Her ordeal began in 2013, when she fell in with a group of young men operating a human smuggling ring moving young people from Somaliland to Saudi Arabia. The trip to Libya took about two weeks, traveling the whole way with Somalis.
But in Libya things began to fall apart. She tried to work odd jobs to pay for passage to Europe, but with civil war raging across the country, safety – not income – became her top priority. The smugglers who had taken her to Libya grew impatient, finally making her their prisoner.
“They confiscated her travel documents and threatened to report her to the authorities if she tried to escape. She was held against her will for six months, repeatedly abused and eventually fell seriously ill,” said an IOM Libya staffer.
Fartuun’s case was brought to IOM’s attention when her mother, who lives in Somaliland, contacted IOM after she listened to an IOM radio show that draws attention to the dangers of irregular migration. The radio show, which is funded by the Norwegian Ministry of Justice and Public Security, is part of an information campaign that sensitizes Somali youth to the dangers of irregular migration.
It took IOM staffers over a month to find her in a crowded Tripoli hospital, injured and close to death. She also was responsible for an enormous medical bill, which she could not pay. In collaboration with local police, IOM had her moved to another hospital for her protection.

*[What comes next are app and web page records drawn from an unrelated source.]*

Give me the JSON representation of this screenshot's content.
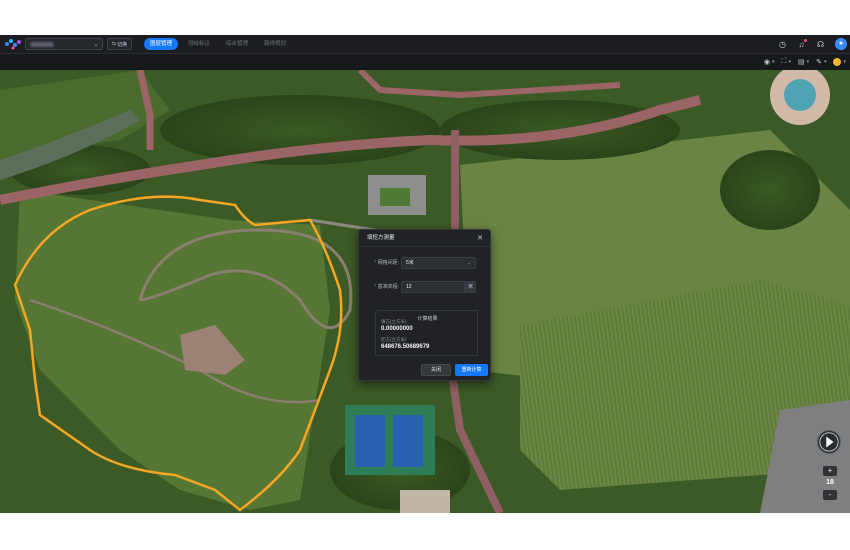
{
  "app": {
    "project_name": "",
    "switch_label": "切换",
    "tabs": [
      {
        "label": "图层管理",
        "active": true
      },
      {
        "label": "测绘标注",
        "active": false
      },
      {
        "label": "综合管理",
        "active": false
      },
      {
        "label": "路线规划",
        "active": false
      }
    ]
  },
  "toolbar": {
    "items": [
      {
        "icon": "location-pin-icon"
      },
      {
        "icon": "fullscreen-icon"
      },
      {
        "icon": "layers-icon"
      },
      {
        "icon": "measure-tool-icon"
      },
      {
        "icon": "sun-icon"
      }
    ]
  },
  "dialog": {
    "title": "填挖方测量",
    "grid_spacing_label": "网格间距:",
    "grid_spacing_value": "5米",
    "base_elevation_label": "基准高程:",
    "base_elevation_value": "12",
    "base_elevation_unit": "米",
    "result_title": "计算结果",
    "fill_label": "填方(立方米)",
    "fill_value": "0.00000000",
    "cut_label": "挖方(立方米)",
    "cut_value": "648676.50689679",
    "close_label": "关闭",
    "recalc_label": "重新计算"
  },
  "map_controls": {
    "zoom_level": "18",
    "zoom_in": "+",
    "zoom_out": "-"
  },
  "colors": {
    "accent": "#1677ff",
    "selection_outline": "#f5a623",
    "topbar_bg": "#1b1d21"
  }
}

IOM offices in Libya and Somalia then arranged temporary travel documents for her and organized her evacuation from Libya last week, flying through Istanbul, then on to Somaliland, where she was reunited with her family in Hargeisa.
As thrilled as the young mother was to be home, the IOM team was just as gratified.
“Congratulations goes to my colleagues at Operations in IOM Somalia, who from thin air started building this case and never gave up even when things felt like she would not be found,” said Mohamed Omer, an IOM officer in Hargeisa. “I also congratulate IOM Libya colleagues for never giving up.”
“I have been assisting migrants’ return to Hargeisa for the last five years at this very airport, but I never felt so emotional like this one,” Mr. Omer added. “The mother has been crying and kissing everybody with an IOM badge, while receiving her daughter – it was my proudest moments in line of duty.”
IOM Somalia Chief of Mission Gerry Waite said: “As the Missing Migrants Project shows, thousands of young migrants from the Horn of Africa – Ethiopians, Somalis, Eritreans – are exposing themselves to these terrible risks and feeding a humanitarian crisis. Increases in overall numbers of arrivals and deaths at sea in the Mediterranean and Horn of Africa underscore the high demand for smuggling services and the complex and profitable criminal networks that move people across borders. Inter-regional commitment and action are urgently required to protect migrants.”
Fartuun’s assisted voluntary return was funded by IOM Libya’s NOAH II regional project, which responds to shifting migratory flows and increasing migrant vulnerabilities. NOAH II is sponsored by the US Department of State’s Bureau of Population, Refugees and Migration (PRM).
*name changed to protect her identity **name changed to protect his identity
For more information please contact IOM Somalia. Julia Hartlieb, Tel.:+254 731 988 846, Email: jhartlieb@iom.intor Feisal Muhamud, Tel. +254 721 290 074, Email: